“You can’t be in a non-viable position for more than a few hours, in our minds,” he said. “We resolved that. You have two teams not present and no media contract — you’ve got to act.”

Writing on the wall

ASU athletic director Ray Anderson said his program was a big advocate for keeping the league together, but ultimately saw the writing on the wall.

“We were trying to save it and stayed in the trenches as long as we could,” said Anderson, “until it became clear that it was no longer in our control.”

Their Utah counterparts were pretty buttoned-down Monday about when the university first began to consider other options and when it ultimately made a hard pivot to deciding Big 12 membership was the way to go.

Harlan, after all, had been a staunch and vocal advocate of the idea that the Pac-12 would carry on, saying at the league’s Media Day that the idea of Utah being on the move was untenable.

But the ground around all of them shifted quickly.

Randall said in his opening remarks Monday that he and other university presidents in the conference had worked diligently for more than a year to find a workable solution to the TV rights deal. But as the various institutions examined the Apple details (which he called “an innovative construct”) and began plugging in the numbers, there clearly was a lack of unanimity behind the proposal.

“Ultimately, the dynamics of collegiate sports and media markets bring us to where we are here today,” Randall said. “… Every president in the Pac-12 — including Washington and Oregon — was trying to hold this thing together.”

But there was always an undercurrent of it being on the verge of falling apart, which became exacerbated when Colorado made its move.

Randall, when asked if the U. had any “substantive conversations” with the Big Ten in recent weeks, said he was going to “keep lots of conversations relatively private,” but conceded, “We explored lots of options.”

As, apparently, did just about everyone else.

And so it was this past Friday that Oregon and Washington accepted an offer to move to the Big Ten. The Big 12 then moved quickly to vulture some other appealing pieces, making offers to Arizona, ASU, and Utah.

The U.’s board of trustees voted unanimously in an emergency meeting Friday evening to accept an invitation from the new conference.
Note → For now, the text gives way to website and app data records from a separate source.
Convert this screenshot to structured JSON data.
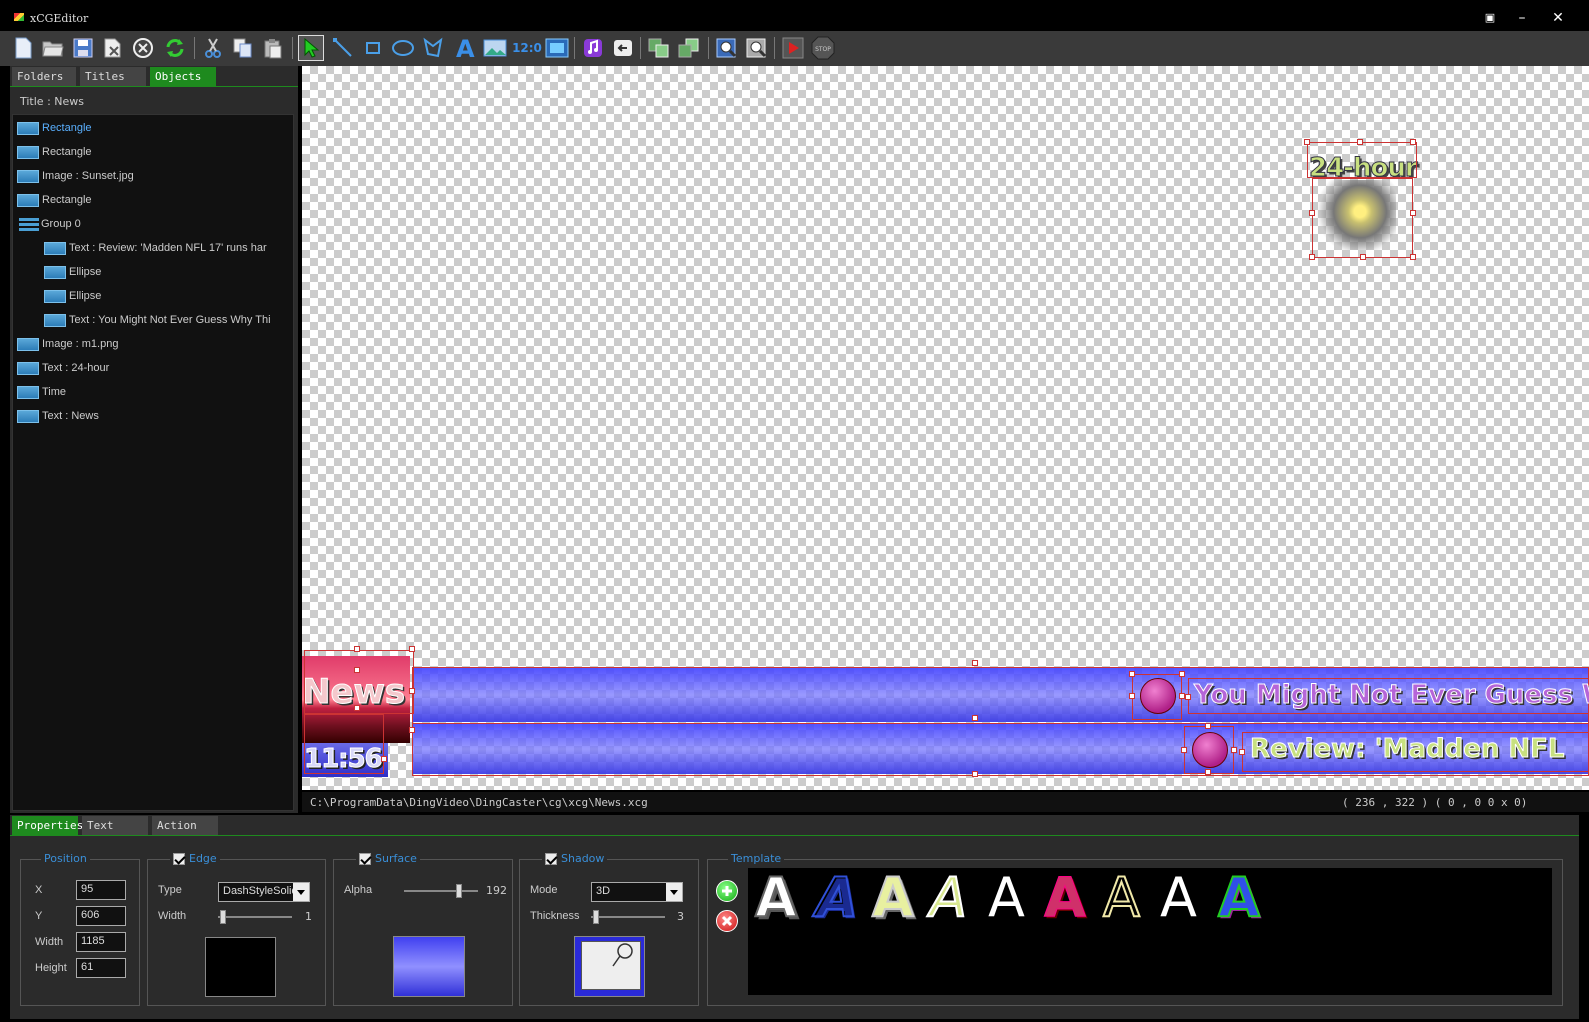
{
  "window": {
    "title": "xCGEditor"
  },
  "toolbar": {
    "time_label": "12:0"
  },
  "left_tabs": [
    {
      "label": "Folders"
    },
    {
      "label": "Titles"
    },
    {
      "label": "Objects"
    }
  ],
  "tree": {
    "title": "Title : News",
    "items": [
      {
        "label": "Rectangle"
      },
      {
        "label": "Rectangle"
      },
      {
        "label": "Image : Sunset.jpg"
      },
      {
        "label": "Rectangle"
      },
      {
        "label": "Group 0"
      },
      {
        "label": "Text : Review: 'Madden NFL 17' runs har"
      },
      {
        "label": "Ellipse"
      },
      {
        "label": "Ellipse"
      },
      {
        "label": "Text : You Might Not Ever Guess Why Thi"
      },
      {
        "label": "Image : m1.png"
      },
      {
        "label": "Text : 24-hour"
      },
      {
        "label": "Time"
      },
      {
        "label": "Text : News"
      }
    ]
  },
  "canvas": {
    "hour_text": "24-hour",
    "news_text": "News",
    "time_text": "11:56",
    "ticker1": "You Might Not Ever Guess Wh",
    "ticker2": "Review: 'Madden NFL"
  },
  "status": {
    "path": "C:\\ProgramData\\DingVideo\\DingCaster\\cg\\xcg\\News.xcg",
    "coords": "( 236 , 322 )  ( 0 ,  0    0 x  0)"
  },
  "bottom_tabs": [
    {
      "label": "Properties"
    },
    {
      "label": "Text"
    },
    {
      "label": "Action"
    }
  ],
  "position": {
    "title": "Position",
    "x_label": "X",
    "x": "95",
    "y_label": "Y",
    "y": "606",
    "width_label": "Width",
    "width": "1185",
    "height_label": "Height",
    "height": "61"
  },
  "edge": {
    "title": "Edge",
    "type_label": "Type",
    "type": "DashStyleSolid",
    "width_label": "Width",
    "width": "1",
    "width_level": 0.05,
    "color": "#000000"
  },
  "surface": {
    "title": "Surface",
    "alpha_label": "Alpha",
    "alpha": "192",
    "alpha_level": 0.75
  },
  "shadow": {
    "title": "Shadow",
    "mode_label": "Mode",
    "mode": "3D",
    "thickness_label": "Thickness",
    "thickness": "3",
    "thickness_level": 0.05
  },
  "template": {
    "title": "Template",
    "glyphs": [
      "A",
      "A",
      "A",
      "A",
      "A",
      "A",
      "A",
      "A",
      "A"
    ]
  },
  "colors": {
    "accent_green": "#1e8a1e",
    "label_blue": "#3a8fd8",
    "selection_red": "#cc3333"
  }
}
With the Pac-12 suddenly reduced to a Pac-4 as of next year, the programs left behind naturally have a slightly different perspective on the decisions their counterparts made to so quickly bail out.

“We are disappointed with the recent decisions by some of our Pac-12 peers,” Washington State President Kirk Schulz and Athletic Director Pat Chun said in a joint statement. “While we had hoped that our membership would remain together, this outcome was always a possibility.”

Cal football coach Justin Wilcox, who is an Oregon graduate, was more blunt.

“It’s really sad. From what I know, it probably didn’t need to come to this. But things happened along the way,” he said. “Really unfortunate, frustrating. There’s some anger there.”

“What this enterprise was built on was regionality and rivalries. That is gone. That is leaving the Pac-12,” Oregon State athletic director Scott Barnes told The Oregonian. “Some of the most special pieces about our model is regionality of competition and rivalries. Those things are forgotten.”

Randall and Harlan are certainly sympathetic to those schools, and even acknowledged some bittersweet feelings of their own, considering the century-plus-long history of the Pac-12, to say nothing of Utah’s former elation at getting to admitted to the league a dozen years ago.

But they felt jumping ship to the Big 12 enables them to better look out for their program’s best interests.

“It’s an innovative conference that is looking toward the future,” Randall said Monday. “… I’m very, very optimistic.”